Friday, November 9, 2018

Rohingya refugees 'terrified' at prospect of being forced to return to Myanmar

‘If they forcefully deport us, we will be in the same situation that was there before. The violence, the killing, and the persecution [will start] again’.
Plans to begin the repatriation of Rohingya Muslims from Bangladesh back to Myanmar next week are premature and have left the community in the world’s largest refugee camp “terrified”, according to aid groups.
Despite previous commitments that the return of Rohingya refugees would be on a safe, dignified and voluntary basis, the governments of Myanmar and Bangladesh announced a deal to begin with more than 2,000 repatriations from the Cox’s Bazar camps on 15 November.
The UN has said conditions in Rakhine state, from which some 700,000 Rohingya fled in a mass exodus starting last year, “are not yet conducive for returns”.
And there are now serious concerns over how the list of initial returnees has been drawn up, with the United Nations High Commissioner for Refugees confirming that it has not been included in the process by the Bangladesh government.
Official forms for counting Rohingya families have been given to refugees over the past few weeks. Refugees told The Independent that they feared the forms related to repatriation, but were ordered to fill them out anyway. No one The Independent spoke to was willing to volunteer to return to Myanmar under current conditions.
Now 42 international aid agencies have signed a joint letter urging Bangladesh and Myanmar to reconsider the repatriation plan.It says the involuntary return of refugees would be a “violation of the fundamental principle of non-refoulement” – the internationally agreed principle that refugees cannot be returned to countries where they justifiably fear persecution.
“They are terrified about what will happen to them if they are returned to Myanmar now, and distressed by the lack of information they have received,” the letter reads.

Bangladesh has not released the list of names of the first 2,300 returnees, making it impossible to verify whether they are indeed being sent back on a voluntary basis.
The lack of official information has led to the widespread fear among many in the sprawling Cox’s Bazar camps that they could be “on the list”.One 60-year-old man named Dil Mohammad tried to kill himself this week after the false rumour spread that he was being sent back, his wife told The Telegraph.

And multiple refugees told The Independent last month that if they were included on any list for repatriation to Myanmar, they would do all they could do avoid going.
Nurul Amin, a 37-year-old father of seven, said: “I saw the violence myself in Myanmar, I have seen people with their throats slit, and my house was partially destroyed by a grenade launcher [fired by the Myanmar army].
“We are thankful to this country’s people, the Bangladeshi people, to give us the shelter, we are grateful to them.

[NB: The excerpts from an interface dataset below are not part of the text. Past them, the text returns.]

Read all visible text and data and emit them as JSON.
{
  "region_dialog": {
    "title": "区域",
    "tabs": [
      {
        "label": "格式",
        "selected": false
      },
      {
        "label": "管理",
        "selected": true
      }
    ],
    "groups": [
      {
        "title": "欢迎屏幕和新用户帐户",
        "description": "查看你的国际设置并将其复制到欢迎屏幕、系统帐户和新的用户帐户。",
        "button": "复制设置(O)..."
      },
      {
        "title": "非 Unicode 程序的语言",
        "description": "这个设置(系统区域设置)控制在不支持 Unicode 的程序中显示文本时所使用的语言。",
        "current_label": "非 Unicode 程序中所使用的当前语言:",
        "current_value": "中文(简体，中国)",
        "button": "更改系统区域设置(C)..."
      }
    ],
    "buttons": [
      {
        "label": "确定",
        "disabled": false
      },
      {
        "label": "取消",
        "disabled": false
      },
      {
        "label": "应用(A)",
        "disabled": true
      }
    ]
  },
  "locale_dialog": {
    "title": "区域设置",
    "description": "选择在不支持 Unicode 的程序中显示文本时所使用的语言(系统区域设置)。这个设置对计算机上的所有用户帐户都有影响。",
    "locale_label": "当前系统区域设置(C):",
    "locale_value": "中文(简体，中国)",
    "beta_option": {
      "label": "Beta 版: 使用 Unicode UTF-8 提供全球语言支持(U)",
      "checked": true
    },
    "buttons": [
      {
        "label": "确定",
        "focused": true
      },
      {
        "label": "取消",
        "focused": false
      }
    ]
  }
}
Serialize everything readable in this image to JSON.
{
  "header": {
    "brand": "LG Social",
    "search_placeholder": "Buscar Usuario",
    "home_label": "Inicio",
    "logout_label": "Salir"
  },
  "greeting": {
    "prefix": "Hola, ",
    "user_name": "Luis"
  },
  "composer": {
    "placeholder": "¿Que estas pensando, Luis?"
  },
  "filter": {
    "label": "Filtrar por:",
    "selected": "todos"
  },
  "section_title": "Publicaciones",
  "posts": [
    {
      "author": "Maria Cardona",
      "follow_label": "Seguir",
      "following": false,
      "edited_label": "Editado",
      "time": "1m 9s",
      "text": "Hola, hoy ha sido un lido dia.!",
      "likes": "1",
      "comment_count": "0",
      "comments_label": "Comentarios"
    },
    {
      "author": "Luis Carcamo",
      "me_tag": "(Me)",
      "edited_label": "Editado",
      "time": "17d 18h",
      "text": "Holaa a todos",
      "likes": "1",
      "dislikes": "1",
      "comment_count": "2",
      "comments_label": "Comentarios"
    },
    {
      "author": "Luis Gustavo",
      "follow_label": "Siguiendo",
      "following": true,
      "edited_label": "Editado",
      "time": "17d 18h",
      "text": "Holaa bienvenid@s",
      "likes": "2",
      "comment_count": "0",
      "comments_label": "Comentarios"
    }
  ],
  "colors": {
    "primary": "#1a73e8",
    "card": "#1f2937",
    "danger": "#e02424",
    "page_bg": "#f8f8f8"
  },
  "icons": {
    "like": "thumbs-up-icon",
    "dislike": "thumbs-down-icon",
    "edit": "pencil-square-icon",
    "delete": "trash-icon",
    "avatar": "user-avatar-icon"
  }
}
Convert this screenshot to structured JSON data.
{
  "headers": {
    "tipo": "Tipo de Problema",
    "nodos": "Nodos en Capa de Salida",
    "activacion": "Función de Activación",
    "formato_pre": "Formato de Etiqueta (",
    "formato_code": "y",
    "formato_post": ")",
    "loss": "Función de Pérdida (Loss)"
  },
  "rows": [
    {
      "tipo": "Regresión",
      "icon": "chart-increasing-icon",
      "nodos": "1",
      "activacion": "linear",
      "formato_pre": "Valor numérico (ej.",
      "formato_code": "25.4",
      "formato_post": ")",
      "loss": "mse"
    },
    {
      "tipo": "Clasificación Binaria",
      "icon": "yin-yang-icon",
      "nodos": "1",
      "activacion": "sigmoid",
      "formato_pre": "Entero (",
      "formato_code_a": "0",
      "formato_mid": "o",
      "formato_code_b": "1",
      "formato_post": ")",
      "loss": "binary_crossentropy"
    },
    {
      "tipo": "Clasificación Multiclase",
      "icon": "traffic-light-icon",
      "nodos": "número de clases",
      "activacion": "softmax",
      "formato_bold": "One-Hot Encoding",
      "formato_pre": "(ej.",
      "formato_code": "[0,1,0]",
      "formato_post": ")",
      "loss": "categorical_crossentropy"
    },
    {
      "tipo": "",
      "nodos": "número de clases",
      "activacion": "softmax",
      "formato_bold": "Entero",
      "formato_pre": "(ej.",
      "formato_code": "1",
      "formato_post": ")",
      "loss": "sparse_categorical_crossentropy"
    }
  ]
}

“But I am worried that they [the camp authorities] have taken all this information, that it might be a preparation for deportation.

No comments:

Post a Comment